Guilt is the monster that consumes our self-respect. We think, "He/She would be better off without me." Those thoughts are dangerous. I believe, after much reflection and study, that feelings of guilt may often be the driving force behind suicide. I know that I come closer to the edge when I'm feeling guilty than at any other time. Those thoughts have to be fought. The reality is that our spouses probably don't feel that way at all. I know that Teresa doesn't, but I don't always believe her. I may think, "She won't admit it, but she really thinks that she would be better off without me." That's my illness lying to my brain and my heart.

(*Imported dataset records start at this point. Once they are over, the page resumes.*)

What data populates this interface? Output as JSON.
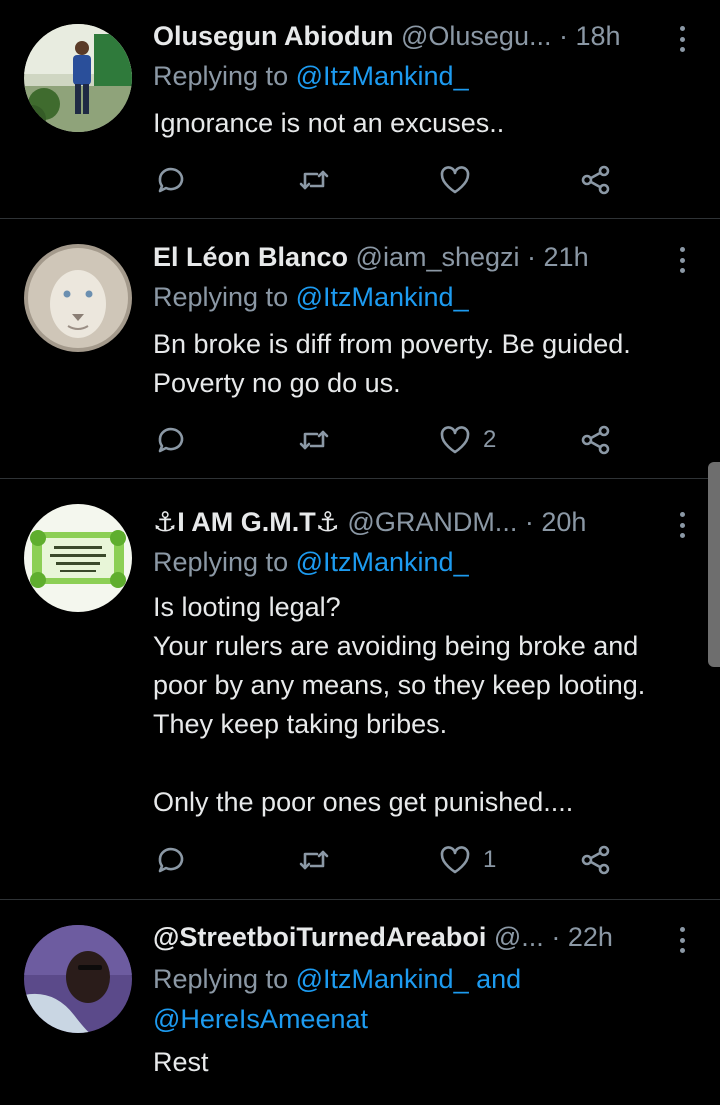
{
  "tweets": [
    {
      "name": "Olusegun Abiodun",
      "handle": "@Olusegu...",
      "time": "· 18h",
      "replying_label": "Replying to",
      "replying_to": "@ItzMankind_",
      "replying_extra": "",
      "replying_to2": "",
      "body": [
        "Ignorance is not an excuses.."
      ],
      "likes": "",
      "avatar_icon": "profile-photo-man-standing"
    },
    {
      "name": "El Léon Blanco",
      "handle": "@iam_shegzi",
      "time": "· 21h",
      "replying_label": "Replying to",
      "replying_to": "@ItzMankind_",
      "replying_extra": "",
      "replying_to2": "",
      "body": [
        "Bn broke is diff from poverty. Be guided.",
        "Poverty no go do us."
      ],
      "likes": "2",
      "avatar_icon": "white-lion"
    },
    {
      "name": "⚓I AM G.M.T⚓",
      "handle": "@GRANDM...",
      "time": "· 20h",
      "replying_label": "Replying to",
      "replying_to": "@ItzMankind_",
      "replying_extra": "",
      "replying_to2": "",
      "body": [
        "Is looting legal?",
        "Your rulers are avoiding being broke and",
        "poor by any means, so they keep looting.",
        "They keep taking bribes.",
        "",
        "Only the poor ones get punished...."
      ],
      "likes": "1",
      "avatar_icon": "leafy-quote-card"
    },
    {
      "name": "@StreetboiTurnedAreaboi",
      "handle": "@...",
      "time": "· 22h",
      "replying_label": "Replying to",
      "replying_to": "@ItzMankind_",
      "replying_extra": " and",
      "replying_to2": "@HereIsAmeenat",
      "body": [
        "Rest"
      ],
      "likes": "",
      "avatar_icon": "selfie-purple"
    }
  ],
  "colors": {
    "background": "#000000",
    "link": "#1d9bf0",
    "muted": "#8b98a5",
    "text": "#e7e9ea",
    "divider": "#2f3336"
  },
  "icons": [
    "reply-icon",
    "retweet-icon",
    "like-icon",
    "share-icon",
    "more-icon"
  ]
}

I once announced to a preacher's group that I would have to leave ministry due to my depression. Following our meeting, one of the preachers asked me privately, "Do you ever feel like running away?" You see, he too had a depressive disorder. Running away from marriage and intimate relationships is a fantasy often held by those with mental illness. We believe that dropping out of marriage and people's lives is what is best for everyone concerned. Then our spouses can get on with life. A life without us to complicate everything. Again, those are feelings of guilt riding on the back of our irrational thinking.

I know, intellectually, that my wife loves me. She's proven it over and over again. She has been faithful and tolerant and understanding. She has been loyal and supportive and steadfast. All of the above are characteristics of the Biblical form of love.

The "Agape" love spoken of in the Bible is a "doing" love, not a "feeling" love. We don't always feel loving, in an emotional sense, but we can always seek the best interests of others. That is how God defines and demonstrates love.

Paul wrote, "Each of you should look not only to your own interests, but also to the interests of others (Philippians 2:4)." A careful reading of 1 Corinthians 13:4-8, will show us that
Agape love is not a fleeting feeling, but it is something that we do and something we are. When we love others, even our spouses, in this manner, we are most like God. "But God demonstrates his own love for us in this: While we were still sinners, Christ died for us (Romans 5:8)."

Teresa and I have beaten the odds. We have demonstrated our love and commitment to each other year after year. Our marriage has been refined in the fire and beaten on life's anvil. With God as our glue, we will have many more years of life with one another. In spite of my depressive disorder. Maybe even because of it.

["I'm so low I could do a ten minute free-fall off the edge of a dime."]


Neva said...

Thank you, Stormy,
Glad you are up and blogging again. Your post was very enlightening. It is very difficult to remember that while feelings are real---they are not facts. Takes a very wise person and sometimes some very effective medication to be able to tell the difference.

Peace and prayers my brother

Anonymous said...

My husband, who lives with depression and hypomania, and I separated almost two years ago. Learning as much as I can about depression and reading comments such as yours helps me to better understand his perspective and strive to continue to support and encourage him despite the change in our marital status.

Anonymous said...

I very recently was told by my husband that he wanted a divorce. Things had been a bit rocky but i never expected it. I love him very much and it kills me to think that he wants to throw away our marriage after less than 2 years together. We both suffer from depression however i have been on medication for many years. He only recently started but at Christmas time he stopped taking it because of side effects. I honestly believe this is when the idea of divorce started dancing in his head.
Due to the depression and the skewed perception or feelings and reality i believe he thinks he's stopped loving me and wants out but it is the disease talking. I"ve seen what depression can do and how it can make you feel - when in actuality you would never feel that way if you were well.
I want my marriage to work but i feel like i cant fight this if he is not on his meds. He insists that going off them wasn't the reason he felt this way it was just a coincidence but i know in my gut it isn't true. Does anyone have any advice or similar stories?